Among the cluster of good Ethiopian restaurants along Cherry Street, Meskel is the best-looking: a warm, modern split-level space, close-packed with tables of people all cheerily eating with their hands and sopping with injera bread. It’s all served in the usual Ethiopian style: varied vegetables, stews, and legumes mounded upon an injera platter, plus a meat dish (and pepper level) of your choosing. Meskel serves more lamb dishes than many of its neighborhood counterparts, but the sauces—20 or so spices, from cloves to cumin to chile, deeply infused with slow simmering—have that familiar, slow-burning, fragrant warmth.
At the newer Wallingford iteration of the cheerful U District classic, the jerk chicken sandwich reigns supreme. A round of fried coconut bread provides the fragrant and bewitchingly crunchy wrap for fire-breathing morsels of moist dark meat in jerk spices, gussied with cabbage and peppers. Insanely flavorful.
American/New American, Vegan, Vegetarian
In Pike/Pine’s lofty, fir-floored Piston and Ring Building, Makini Howell cooks up feisty-flavored plant-based renditions of classic comfort foods and elegant New American staples: spicy Cajun Mac ’n’ Yease, a jerk tofu “burger,” Cajun-fried seitan (wheat gluten) “steak” with wild-mushroom gravy. Vegans and omnivores alike can relish Howell’s bold flavors and plate-filling portions of decidedly nonvegetal textures, but she also knows when to keep things straightforward, like pan-roasted cauliflower or betruffled gnocchi.

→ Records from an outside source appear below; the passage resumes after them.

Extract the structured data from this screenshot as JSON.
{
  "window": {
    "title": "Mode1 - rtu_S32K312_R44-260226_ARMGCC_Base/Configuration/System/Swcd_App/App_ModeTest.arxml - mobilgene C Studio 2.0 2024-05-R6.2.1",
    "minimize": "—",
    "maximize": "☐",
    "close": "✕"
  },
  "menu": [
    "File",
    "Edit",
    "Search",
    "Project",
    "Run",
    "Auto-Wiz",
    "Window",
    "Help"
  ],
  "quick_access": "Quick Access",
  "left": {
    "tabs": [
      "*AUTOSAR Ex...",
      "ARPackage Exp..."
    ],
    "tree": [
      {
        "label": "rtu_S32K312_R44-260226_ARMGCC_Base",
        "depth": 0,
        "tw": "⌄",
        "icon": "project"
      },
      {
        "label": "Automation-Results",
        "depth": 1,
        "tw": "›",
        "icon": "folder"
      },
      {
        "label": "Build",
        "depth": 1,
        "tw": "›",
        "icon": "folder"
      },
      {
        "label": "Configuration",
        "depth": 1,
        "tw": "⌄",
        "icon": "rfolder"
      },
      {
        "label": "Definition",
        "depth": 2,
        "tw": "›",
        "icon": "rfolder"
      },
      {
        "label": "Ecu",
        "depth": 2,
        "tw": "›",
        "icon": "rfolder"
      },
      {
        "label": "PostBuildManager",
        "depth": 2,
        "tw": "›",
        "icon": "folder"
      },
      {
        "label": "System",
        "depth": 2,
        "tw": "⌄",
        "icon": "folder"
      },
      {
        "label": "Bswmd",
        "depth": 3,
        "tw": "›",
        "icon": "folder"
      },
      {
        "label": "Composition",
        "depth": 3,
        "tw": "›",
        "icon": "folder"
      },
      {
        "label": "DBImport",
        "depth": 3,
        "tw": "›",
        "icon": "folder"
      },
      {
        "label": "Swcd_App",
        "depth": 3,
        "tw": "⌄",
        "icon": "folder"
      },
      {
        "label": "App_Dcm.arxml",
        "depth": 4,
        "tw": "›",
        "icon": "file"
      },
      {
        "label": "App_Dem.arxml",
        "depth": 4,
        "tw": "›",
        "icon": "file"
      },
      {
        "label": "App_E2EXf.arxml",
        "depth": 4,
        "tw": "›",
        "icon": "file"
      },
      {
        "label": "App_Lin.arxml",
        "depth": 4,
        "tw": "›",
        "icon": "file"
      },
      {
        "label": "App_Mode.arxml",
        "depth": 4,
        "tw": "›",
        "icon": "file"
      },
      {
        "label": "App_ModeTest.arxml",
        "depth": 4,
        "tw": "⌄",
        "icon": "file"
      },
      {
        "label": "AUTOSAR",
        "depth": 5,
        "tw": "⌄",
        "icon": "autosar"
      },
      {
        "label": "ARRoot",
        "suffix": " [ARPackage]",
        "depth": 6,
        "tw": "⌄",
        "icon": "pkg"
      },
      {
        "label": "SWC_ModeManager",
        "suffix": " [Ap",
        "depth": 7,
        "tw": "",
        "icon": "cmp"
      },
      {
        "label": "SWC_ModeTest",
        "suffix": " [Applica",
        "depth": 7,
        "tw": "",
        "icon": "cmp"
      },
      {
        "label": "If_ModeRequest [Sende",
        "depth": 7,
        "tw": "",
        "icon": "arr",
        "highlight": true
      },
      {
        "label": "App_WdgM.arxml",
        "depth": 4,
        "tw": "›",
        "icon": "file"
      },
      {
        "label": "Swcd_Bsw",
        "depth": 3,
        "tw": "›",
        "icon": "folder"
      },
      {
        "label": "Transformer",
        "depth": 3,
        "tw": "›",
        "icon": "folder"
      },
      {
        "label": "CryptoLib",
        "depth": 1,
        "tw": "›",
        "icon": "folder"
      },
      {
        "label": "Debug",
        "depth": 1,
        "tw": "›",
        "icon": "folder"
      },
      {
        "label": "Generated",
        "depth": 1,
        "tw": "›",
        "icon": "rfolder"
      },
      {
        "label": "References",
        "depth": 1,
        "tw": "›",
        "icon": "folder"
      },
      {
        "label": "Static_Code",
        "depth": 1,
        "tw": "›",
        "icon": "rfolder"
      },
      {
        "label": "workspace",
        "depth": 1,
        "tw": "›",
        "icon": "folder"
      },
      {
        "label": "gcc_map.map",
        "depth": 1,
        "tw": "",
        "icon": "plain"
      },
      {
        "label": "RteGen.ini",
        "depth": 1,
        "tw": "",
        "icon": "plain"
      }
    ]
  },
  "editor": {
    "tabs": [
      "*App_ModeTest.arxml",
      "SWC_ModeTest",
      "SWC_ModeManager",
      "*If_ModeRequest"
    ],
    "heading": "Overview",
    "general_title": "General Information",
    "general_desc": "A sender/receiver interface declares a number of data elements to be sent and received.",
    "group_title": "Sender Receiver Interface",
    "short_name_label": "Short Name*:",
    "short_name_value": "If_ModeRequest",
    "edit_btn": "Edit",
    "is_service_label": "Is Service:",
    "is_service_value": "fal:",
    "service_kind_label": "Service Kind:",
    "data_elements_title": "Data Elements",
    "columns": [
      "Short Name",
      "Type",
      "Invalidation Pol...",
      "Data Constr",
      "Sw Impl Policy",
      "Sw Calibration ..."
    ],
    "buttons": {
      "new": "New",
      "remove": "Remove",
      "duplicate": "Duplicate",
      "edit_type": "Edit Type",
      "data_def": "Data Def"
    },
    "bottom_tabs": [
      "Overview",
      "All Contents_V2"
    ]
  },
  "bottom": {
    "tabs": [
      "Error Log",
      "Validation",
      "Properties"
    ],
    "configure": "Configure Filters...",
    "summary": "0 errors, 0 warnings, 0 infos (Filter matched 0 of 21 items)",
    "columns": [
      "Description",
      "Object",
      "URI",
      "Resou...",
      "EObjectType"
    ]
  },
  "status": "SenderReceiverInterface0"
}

Grilled octopus with watermelon gazpacho, salted plums, and preserved lemon. Plantains and Neah Bay black cod. Unexpectedly great things—and a few offbeat experiments—happen when chef Edouardo Jordan applies his Southern upbringing, Italian salumi training, and French-toned fine-dining background to our Northwest seasons. His original restaurant presents these arresting plates in an airy room in Ravenna, complete with an Edouardo Jordan version of a kids menu (einkorn grains with ricotta, scrambled hen egg with edible flowers).
All-Day Breakfast, Brunch, Dessert, Southern/Creole/Cajun
It’s soul food, sometimes great soul food, tucked away in a friendly Madison Valley storefront. Service can be slow, but the food usually puts things right, from the headliner chicken and waffles (see here) to stunning biscuits (with or without gravy) or the individual pies. In here, Seattle still feels like a small town.
Updated January 7 2020 at 12:15 pm to reflect that certain restaurants are more accurately described as Caribbean, rather than Latin. We are making this change across our site.